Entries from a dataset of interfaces
====

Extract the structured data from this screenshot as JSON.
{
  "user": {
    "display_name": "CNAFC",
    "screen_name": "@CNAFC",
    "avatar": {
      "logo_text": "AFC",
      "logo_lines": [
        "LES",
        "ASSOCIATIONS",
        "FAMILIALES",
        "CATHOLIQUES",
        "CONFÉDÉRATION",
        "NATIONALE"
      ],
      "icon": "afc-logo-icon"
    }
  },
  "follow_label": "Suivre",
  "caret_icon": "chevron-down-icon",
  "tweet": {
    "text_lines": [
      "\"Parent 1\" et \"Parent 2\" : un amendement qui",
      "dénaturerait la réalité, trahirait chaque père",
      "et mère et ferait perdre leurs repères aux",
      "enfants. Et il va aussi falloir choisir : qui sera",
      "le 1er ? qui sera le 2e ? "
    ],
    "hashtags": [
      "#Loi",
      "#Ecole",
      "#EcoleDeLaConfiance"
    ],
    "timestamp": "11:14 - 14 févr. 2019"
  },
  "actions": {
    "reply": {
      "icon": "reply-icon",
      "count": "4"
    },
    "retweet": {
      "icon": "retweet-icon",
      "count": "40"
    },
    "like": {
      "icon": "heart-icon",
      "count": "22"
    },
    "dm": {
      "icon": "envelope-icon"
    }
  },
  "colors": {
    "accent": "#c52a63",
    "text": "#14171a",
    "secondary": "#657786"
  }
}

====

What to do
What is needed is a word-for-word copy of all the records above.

Exercise output
Extract the structured data from this screenshot as JSON.
{
  "user": {
    "display_name": "CNAFC",
    "screen_name": "@CNAFC",
    "avatar": {
      "logo_text": "AFC",
      "logo_lines": [
        "LES",
        "ASSOCIATIONS",
        "FAMILIALES",
        "CATHOLIQUES",
        "CONFÉDÉRATION",
        "NATIONALE"
      ],
      "icon": "afc-logo-icon"
    }
  },
  "follow_label": "Suivre",
  "caret_icon": "chevron-down-icon",
  "tweet": {
    "text_lines": [
      "\"Parent 1\" et \"Parent 2\" : un amendement qui",
      "dénaturerait la réalité, trahirait chaque père",
      "et mère et ferait perdre leurs repères aux",
      "enfants. Et il va aussi falloir choisir : qui sera",
      "le 1er ? qui sera le 2e ? "
    ],
    "hashtags": [
      "#Loi",
      "#Ecole",
      "#EcoleDeLaConfiance"
    ],
    "timestamp": "11:14 - 14 févr. 2019"
  },
  "actions": {
    "reply": {
      "icon": "reply-icon",
      "count": "4"
    },
    "retweet": {
      "icon": "retweet-icon",
      "count": "40"
    },
    "like": {
      "icon": "heart-icon",
      "count": "22"
    },
    "dm": {
      "icon": "envelope-icon"
    }
  },
  "colors": {
    "accent": "#c52a63",
    "text": "#14171a",
    "secondary": "#657786"
  }
}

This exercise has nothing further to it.